A large number of cold fronts are associated with the airflow around a mid-latitude cyclone. The flow around a mid-latitude is cyclonic. This is a counterclockwise rotation in the Northern Hemisphere. Due to this direction of rotation, the cold air is brought down on the left side of the mid-latitude cyclone. Cold air moves south behind the cold front. Typically, the cold front is located to the south or southwest of the mid-latitude cyclone before the cold air wraps around the mid-latitude cyclone. The warm front is typically located to the right of the mid-latitude cyclone before it is occluded by the cold front.
Typically a cold front approaches from the north, northwest or west. The wind direction behind a cold front will typically be from those directions. This is not the case with a backdoor cold front.
A back door cold front is a cold front that approaches from the east or northeast. The winds behind the back door cold front come from those same directions. This type of front can occur when the clockwise rotation around high pressure brings colder air toward the south and west. This type of front can also occur to the north of a developing area of low pressure.
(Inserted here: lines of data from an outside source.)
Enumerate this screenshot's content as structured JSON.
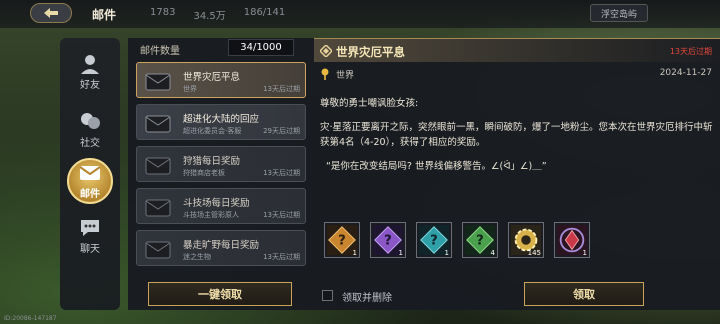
{
  "topbar": {
    "title": "邮件",
    "stats": [
      "1783",
      "34.5万",
      "186/141"
    ],
    "right_button": "浮空岛屿"
  },
  "nav": [
    {
      "label": "好友",
      "icon": "friend-icon"
    },
    {
      "label": "社交",
      "icon": "social-icon"
    },
    {
      "label": "邮件",
      "icon": "mail-icon",
      "active": true
    },
    {
      "label": "聊天",
      "icon": "chat-icon"
    }
  ],
  "mailbox": {
    "header_label": "邮件数量",
    "count": "34/1000",
    "claim_all_label": "一键领取",
    "items": [
      {
        "title": "世界灾厄平息",
        "sub": "世界",
        "time": "13天后过期",
        "active": true
      },
      {
        "title": "超进化大陆的回应",
        "sub": "超进化委员会·客服",
        "time": "29天后过期"
      },
      {
        "title": "狩猎每日奖励",
        "sub": "狩猎商店老板",
        "time": "13天后过期"
      },
      {
        "title": "斗技场每日奖励",
        "sub": "斗技场主管彩原人",
        "time": "13天后过期"
      },
      {
        "title": "暴走旷野每日奖励",
        "sub": "迷之生物",
        "time": "13天后过期"
      }
    ]
  },
  "detail": {
    "title": "世界灾厄平息",
    "expire": "13天后过期",
    "sender": "世界",
    "date": "2024-11-27",
    "greeting": "尊敬的勇士嘲讽脸女孩:",
    "paragraph": "灾·星落正要离开之际，突然眼前一黑，瞬间破防，爆了一地粉尘。您本次在世界灾厄排行中斩获第4名（4-20），获得了相应的奖励。",
    "quote": "“是你在改变结局吗? 世界线偏移警告。∠(ᐛ」∠)＿”",
    "rewards": [
      {
        "icon": "mystery-box-orange-icon",
        "qty": "1",
        "color": "#c9862f"
      },
      {
        "icon": "mystery-box-purple-icon",
        "qty": "1",
        "color": "#8a56c8"
      },
      {
        "icon": "mystery-box-teal-icon",
        "qty": "1",
        "color": "#2fa0a8"
      },
      {
        "icon": "mystery-box-green-icon",
        "qty": "4",
        "color": "#4aa04c"
      },
      {
        "icon": "gold-gear-icon",
        "qty": "145",
        "color": "#d8b14a"
      },
      {
        "icon": "red-crystal-icon",
        "qty": "1",
        "color": "#c83a48"
      }
    ],
    "claim_and_delete_label": "领取并删除",
    "claim_label": "领取"
  },
  "footer_id": "ID:20086-147187"
}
The term back door cold front is most commonly used in the northeast U.S. when cool Atlantic maritime air moves in from the east or northeast and replaces warmer continental air.